This summer, Holyoke’s Office of Planning and Economic Development wants to get a handle on the size of the city’s creative sector. Holyoke’s entrepreneurs have created products including music mash-up technology featured on Good Morning America and holographic paper used to make Super Bowl programs. Creative economy coordinator, Jeffrey Bianchine says more than seventy artists are already on the city’s radar.
“But where are the other hundred to two-hundred that are just quietly doing it in their homes and their
garages or their kitchens.”
Bianchine says two surveyors — both UMass Amherst graduates — will generate a comprehensive list of residents who work in the creative industries. He says that kind of tool could help link artists to business development resources — like lawyers and accountants — and encourage like-minded entrepreneurs to collaborate.
“Say you’re a steel worker and you’re now with another metal worker and a glass worker and a wood worker and you’re all coming together and figuring out how to create a product that you would never be able to create on your own. And having the business know how to do that.”

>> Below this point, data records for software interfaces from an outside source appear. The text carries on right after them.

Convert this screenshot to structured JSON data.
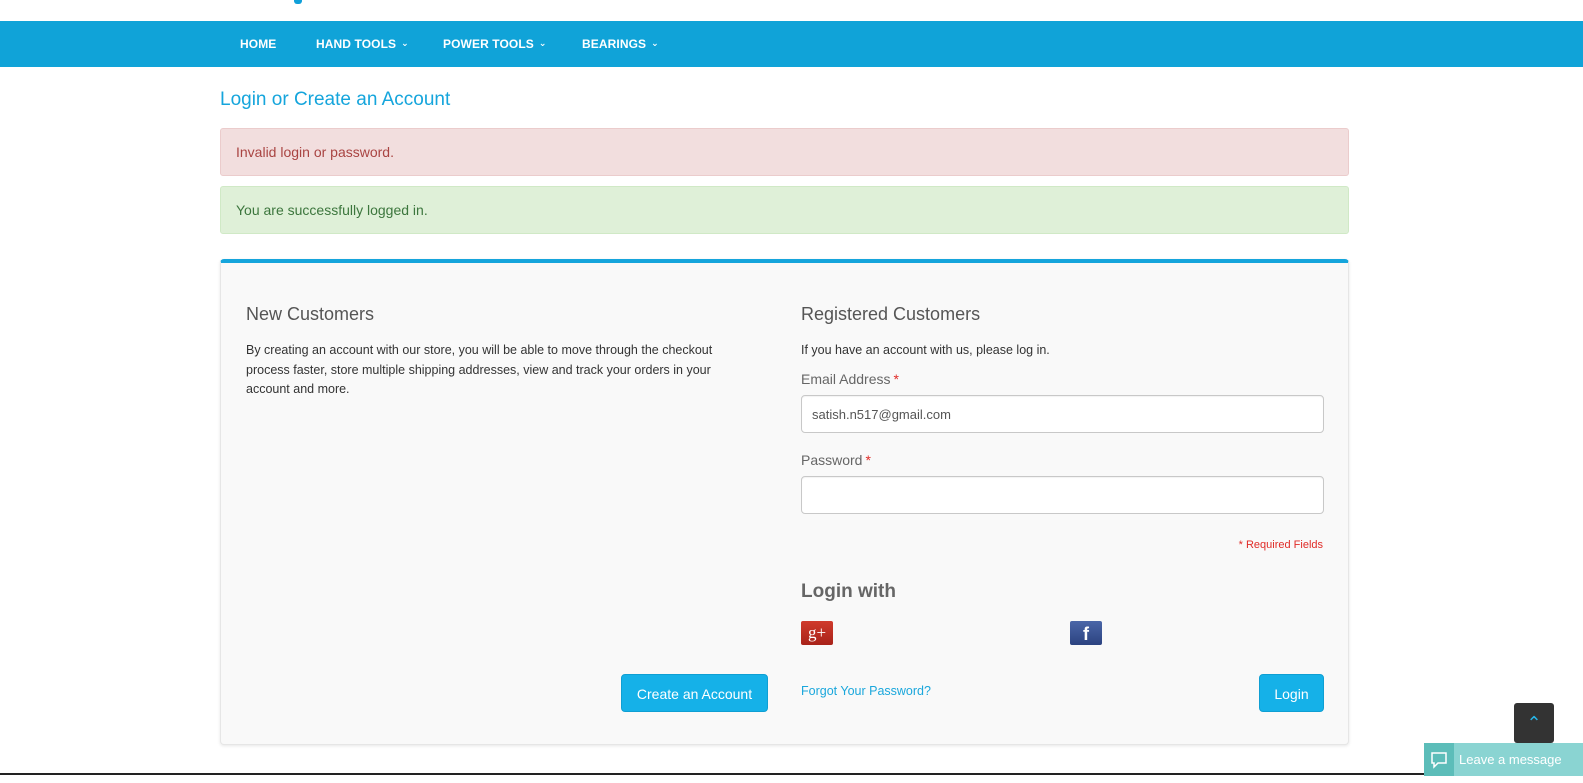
{
  "nav": {
    "items": [
      {
        "label": "HOME",
        "has_dropdown": false
      },
      {
        "label": "HAND TOOLS",
        "has_dropdown": true
      },
      {
        "label": "POWER TOOLS",
        "has_dropdown": true
      },
      {
        "label": "BEARINGS",
        "has_dropdown": true
      }
    ]
  },
  "page": {
    "title": "Login or Create an Account"
  },
  "messages": {
    "error": "Invalid login or password.",
    "success": "You are successfully logged in."
  },
  "new_customers": {
    "heading": "New Customers",
    "description": "By creating an account with our store, you will be able to move through the checkout process faster, store multiple shipping addresses, view and track your orders in your account and more.",
    "button_label": "Create an Account"
  },
  "registered_customers": {
    "heading": "Registered Customers",
    "intro": "If you have an account with us, please log in.",
    "email_label": "Email Address",
    "email_value": "satish.n517@gmail.com",
    "password_label": "Password",
    "password_value": "",
    "required_marker": "*",
    "required_note": "* Required Fields",
    "login_with_heading": "Login with",
    "forgot_link": "Forgot Your Password?",
    "login_button": "Login"
  },
  "social": {
    "google_icon": "google-plus-icon",
    "google_glyph": "g+",
    "facebook_icon": "facebook-icon",
    "facebook_glyph": "f"
  },
  "chat_widget": {
    "label": "Leave a message"
  },
  "colors": {
    "brand": "#10a3d8",
    "button": "#15b1e8",
    "error_bg": "#f2dede",
    "success_bg": "#dff0d8",
    "required": "#e02b27"
  }
}
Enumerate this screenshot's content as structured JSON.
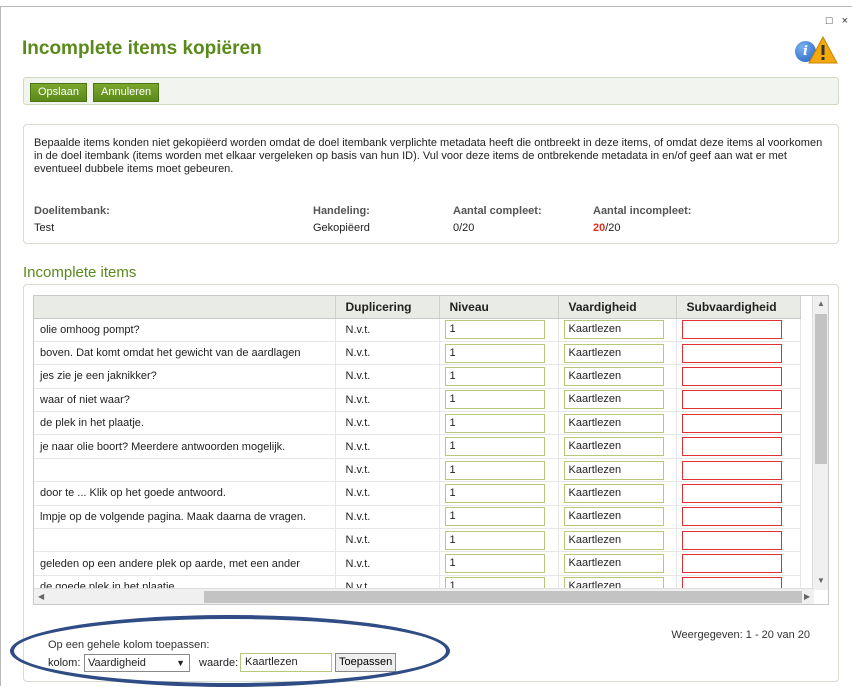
{
  "window": {
    "controls": [
      "□",
      "×"
    ]
  },
  "page": {
    "title": "Incomplete items kopiëren"
  },
  "toolbar": {
    "save_label": "Opslaan",
    "cancel_label": "Annuleren"
  },
  "info": {
    "message": "Bepaalde items konden niet gekopiëerd worden omdat de doel itembank verplichte metadata heeft die ontbreekt in deze items, of omdat deze items al voorkomen in de doel itembank (items worden met elkaar vergeleken op basis van hun ID). Vul voor deze items de ontbrekende metadata in en/of geef aan wat er met eventueel dubbele items moet gebeuren.",
    "target_label": "Doelitembank:",
    "target_value": "Test",
    "action_label": "Handeling:",
    "action_value": "Gekopiëerd",
    "complete_label": "Aantal compleet:",
    "complete_value": "0/20",
    "incomplete_label": "Aantal incompleet:",
    "incomplete_count": "20",
    "incomplete_total": "/20"
  },
  "section": {
    "title": "Incomplete items"
  },
  "grid": {
    "columns": [
      "",
      "Duplicering",
      "Niveau",
      "Vaardigheid",
      "Subvaardigheid"
    ],
    "rows": [
      {
        "text": "olie omhoog pompt?",
        "dup": "N.v.t.",
        "niveau": "1",
        "vaardigheid": "Kaartlezen",
        "sub": ""
      },
      {
        "text": "boven. Dat komt omdat het gewicht van de aardlagen",
        "dup": "N.v.t.",
        "niveau": "1",
        "vaardigheid": "Kaartlezen",
        "sub": ""
      },
      {
        "text": "jes zie je een jaknikker?",
        "dup": "N.v.t.",
        "niveau": "1",
        "vaardigheid": "Kaartlezen",
        "sub": ""
      },
      {
        "text": "waar of niet waar?",
        "dup": "N.v.t.",
        "niveau": "1",
        "vaardigheid": "Kaartlezen",
        "sub": ""
      },
      {
        "text": "de plek in het plaatje.",
        "dup": "N.v.t.",
        "niveau": "1",
        "vaardigheid": "Kaartlezen",
        "sub": ""
      },
      {
        "text": "je naar olie boort? Meerdere antwoorden mogelijk.",
        "dup": "N.v.t.",
        "niveau": "1",
        "vaardigheid": "Kaartlezen",
        "sub": ""
      },
      {
        "text": "",
        "dup": "N.v.t.",
        "niveau": "1",
        "vaardigheid": "Kaartlezen",
        "sub": ""
      },
      {
        "text": "door te ... Klik op het goede antwoord.",
        "dup": "N.v.t.",
        "niveau": "1",
        "vaardigheid": "Kaartlezen",
        "sub": ""
      },
      {
        "text": "lmpje op de volgende pagina. Maak daarna de vragen.",
        "dup": "N.v.t.",
        "niveau": "1",
        "vaardigheid": "Kaartlezen",
        "sub": ""
      },
      {
        "text": "",
        "dup": "N.v.t.",
        "niveau": "1",
        "vaardigheid": "Kaartlezen",
        "sub": ""
      },
      {
        "text": "geleden op een andere plek op aarde, met een ander",
        "dup": "N.v.t.",
        "niveau": "1",
        "vaardigheid": "Kaartlezen",
        "sub": ""
      },
      {
        "text": "de goede plek in het plaatje.",
        "dup": "N.v.t.",
        "niveau": "1",
        "vaardigheid": "Kaartlezen",
        "sub": ""
      }
    ]
  },
  "bulk": {
    "apply_label": "Op een gehele kolom toepassen:",
    "column_label": "kolom:",
    "column_value": "Vaardigheid",
    "value_label": "waarde:",
    "value_value": "Kaartlezen",
    "apply_button": "Toepassen"
  },
  "pager": {
    "text": "Weergegeven: 1 - 20 van 20"
  },
  "colors": {
    "accent": "#5a8a1a",
    "button": "#6a9a22",
    "error": "#e03030",
    "annotation": "#2f4c85"
  }
}
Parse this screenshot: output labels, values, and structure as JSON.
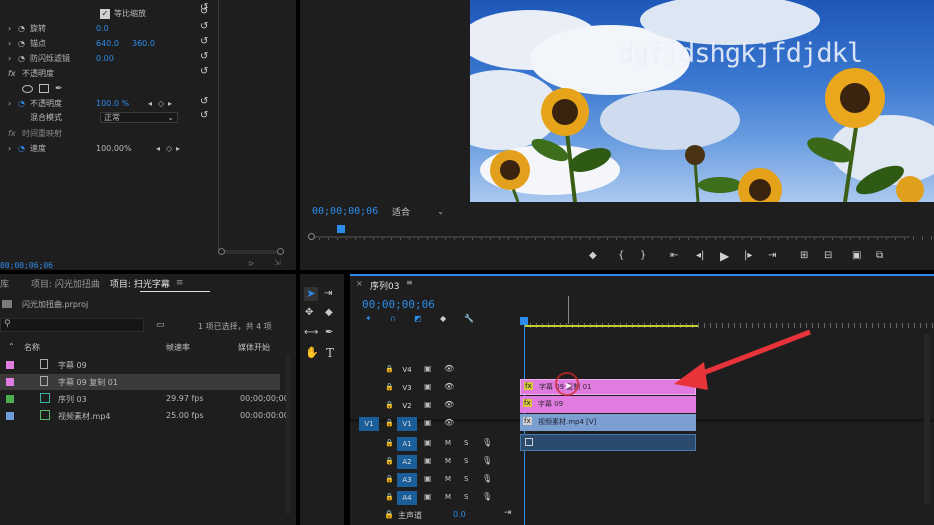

Bianchine says the surveyors will make an effort to reach out to members of the Latino community — which he says is underrepresented at city networking events and workshops. He says the data will be analyzed to identify the strongest industries in Holyoke and those that might develop in the future. The report should be complete by mid-August.